**HOW TO COMPLETE THIS TASK**
Copy each line of the records below that mentions the word "icon".

Saved entries
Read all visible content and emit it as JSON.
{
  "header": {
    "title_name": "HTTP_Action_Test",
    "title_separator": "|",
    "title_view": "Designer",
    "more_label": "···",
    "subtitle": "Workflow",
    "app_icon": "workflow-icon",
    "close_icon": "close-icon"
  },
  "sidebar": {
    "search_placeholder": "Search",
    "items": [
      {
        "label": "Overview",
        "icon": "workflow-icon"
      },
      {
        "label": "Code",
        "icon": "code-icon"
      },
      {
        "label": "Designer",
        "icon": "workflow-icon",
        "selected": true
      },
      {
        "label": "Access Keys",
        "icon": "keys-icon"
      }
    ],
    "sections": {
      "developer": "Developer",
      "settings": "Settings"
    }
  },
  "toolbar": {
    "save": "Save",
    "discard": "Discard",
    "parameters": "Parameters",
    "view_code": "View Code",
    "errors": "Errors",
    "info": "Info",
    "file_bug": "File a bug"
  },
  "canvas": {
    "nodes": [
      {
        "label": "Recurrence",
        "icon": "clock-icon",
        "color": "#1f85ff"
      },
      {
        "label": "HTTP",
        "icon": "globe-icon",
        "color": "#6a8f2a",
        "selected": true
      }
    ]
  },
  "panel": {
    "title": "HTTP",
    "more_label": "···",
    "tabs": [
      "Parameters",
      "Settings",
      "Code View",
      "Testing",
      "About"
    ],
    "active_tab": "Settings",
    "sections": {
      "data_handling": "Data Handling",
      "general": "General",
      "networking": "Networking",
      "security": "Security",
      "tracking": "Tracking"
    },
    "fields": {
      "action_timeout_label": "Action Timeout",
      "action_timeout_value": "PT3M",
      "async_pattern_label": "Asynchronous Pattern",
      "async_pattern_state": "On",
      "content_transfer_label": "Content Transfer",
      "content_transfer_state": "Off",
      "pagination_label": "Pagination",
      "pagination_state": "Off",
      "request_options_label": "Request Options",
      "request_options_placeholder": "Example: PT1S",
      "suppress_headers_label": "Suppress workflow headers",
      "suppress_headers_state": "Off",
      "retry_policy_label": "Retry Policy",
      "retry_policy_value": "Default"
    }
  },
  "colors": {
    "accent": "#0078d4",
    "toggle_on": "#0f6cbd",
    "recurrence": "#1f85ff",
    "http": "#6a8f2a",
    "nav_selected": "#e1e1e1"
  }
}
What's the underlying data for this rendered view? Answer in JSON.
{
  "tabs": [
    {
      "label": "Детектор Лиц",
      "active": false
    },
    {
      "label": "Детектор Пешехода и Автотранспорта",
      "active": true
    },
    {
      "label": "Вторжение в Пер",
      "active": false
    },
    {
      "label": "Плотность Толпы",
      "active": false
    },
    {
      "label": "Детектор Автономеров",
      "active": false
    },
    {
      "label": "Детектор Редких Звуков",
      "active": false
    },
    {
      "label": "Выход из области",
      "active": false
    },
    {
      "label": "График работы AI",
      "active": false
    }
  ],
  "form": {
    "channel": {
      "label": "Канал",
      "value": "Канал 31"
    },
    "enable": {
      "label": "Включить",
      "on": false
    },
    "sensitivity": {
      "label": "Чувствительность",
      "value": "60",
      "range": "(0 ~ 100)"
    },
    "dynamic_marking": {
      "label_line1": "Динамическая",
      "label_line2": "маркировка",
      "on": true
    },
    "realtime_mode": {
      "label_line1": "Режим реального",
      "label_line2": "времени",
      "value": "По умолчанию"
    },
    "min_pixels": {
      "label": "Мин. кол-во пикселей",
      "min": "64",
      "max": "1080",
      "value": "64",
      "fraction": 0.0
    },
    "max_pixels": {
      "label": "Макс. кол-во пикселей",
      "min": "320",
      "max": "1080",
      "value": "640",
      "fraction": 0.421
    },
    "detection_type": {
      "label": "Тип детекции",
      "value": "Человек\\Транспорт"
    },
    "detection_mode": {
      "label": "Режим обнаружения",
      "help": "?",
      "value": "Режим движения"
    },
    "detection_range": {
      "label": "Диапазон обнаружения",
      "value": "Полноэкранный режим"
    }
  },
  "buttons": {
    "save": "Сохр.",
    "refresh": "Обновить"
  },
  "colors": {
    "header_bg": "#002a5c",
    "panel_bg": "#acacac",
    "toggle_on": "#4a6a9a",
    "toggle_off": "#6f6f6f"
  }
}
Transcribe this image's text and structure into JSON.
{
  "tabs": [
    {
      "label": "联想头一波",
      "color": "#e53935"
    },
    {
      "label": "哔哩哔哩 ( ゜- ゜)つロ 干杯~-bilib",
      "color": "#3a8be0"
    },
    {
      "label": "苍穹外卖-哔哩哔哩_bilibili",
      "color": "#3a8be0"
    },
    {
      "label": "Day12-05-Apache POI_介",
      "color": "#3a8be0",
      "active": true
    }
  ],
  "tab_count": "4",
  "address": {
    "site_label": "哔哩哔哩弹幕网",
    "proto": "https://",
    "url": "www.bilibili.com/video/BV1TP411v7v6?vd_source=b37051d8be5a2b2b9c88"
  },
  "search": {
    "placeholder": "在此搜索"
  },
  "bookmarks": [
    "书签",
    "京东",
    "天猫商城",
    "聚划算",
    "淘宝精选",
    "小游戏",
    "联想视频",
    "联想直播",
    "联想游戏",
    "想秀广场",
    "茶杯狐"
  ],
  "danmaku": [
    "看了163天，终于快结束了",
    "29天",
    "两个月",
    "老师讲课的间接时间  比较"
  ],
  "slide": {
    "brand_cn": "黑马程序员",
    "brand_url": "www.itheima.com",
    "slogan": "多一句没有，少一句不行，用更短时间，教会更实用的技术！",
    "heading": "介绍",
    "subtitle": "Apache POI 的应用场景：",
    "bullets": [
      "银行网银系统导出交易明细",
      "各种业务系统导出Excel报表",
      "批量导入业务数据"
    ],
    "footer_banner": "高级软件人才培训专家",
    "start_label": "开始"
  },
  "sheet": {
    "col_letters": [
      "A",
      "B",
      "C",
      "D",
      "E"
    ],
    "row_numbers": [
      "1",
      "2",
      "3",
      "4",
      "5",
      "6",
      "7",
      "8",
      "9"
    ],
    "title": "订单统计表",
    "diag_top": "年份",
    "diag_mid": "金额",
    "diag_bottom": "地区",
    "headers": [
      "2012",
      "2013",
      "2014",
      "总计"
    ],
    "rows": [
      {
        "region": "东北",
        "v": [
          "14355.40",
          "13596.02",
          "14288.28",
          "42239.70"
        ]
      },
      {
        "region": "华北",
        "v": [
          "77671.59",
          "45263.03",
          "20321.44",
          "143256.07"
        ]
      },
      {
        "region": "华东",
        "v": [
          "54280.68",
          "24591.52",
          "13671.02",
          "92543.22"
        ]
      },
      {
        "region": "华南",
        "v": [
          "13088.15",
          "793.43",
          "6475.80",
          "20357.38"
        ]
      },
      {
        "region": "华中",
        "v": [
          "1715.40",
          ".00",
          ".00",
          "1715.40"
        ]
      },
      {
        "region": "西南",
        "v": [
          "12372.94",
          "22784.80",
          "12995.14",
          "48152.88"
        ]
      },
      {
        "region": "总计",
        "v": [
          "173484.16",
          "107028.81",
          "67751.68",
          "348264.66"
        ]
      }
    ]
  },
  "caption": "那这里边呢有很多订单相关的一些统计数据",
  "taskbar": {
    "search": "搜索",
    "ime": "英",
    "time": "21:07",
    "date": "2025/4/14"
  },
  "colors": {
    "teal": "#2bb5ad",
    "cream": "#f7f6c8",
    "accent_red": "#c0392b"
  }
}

**OUTPUT**
    "app_icon": "workflow-icon",
    "close_icon": "close-icon"
        "icon": "workflow-icon"
        "icon": "code-icon"
        "icon": "workflow-icon",
        "icon": "keys-icon"
        "icon": "clock-icon",
        "icon": "globe-icon",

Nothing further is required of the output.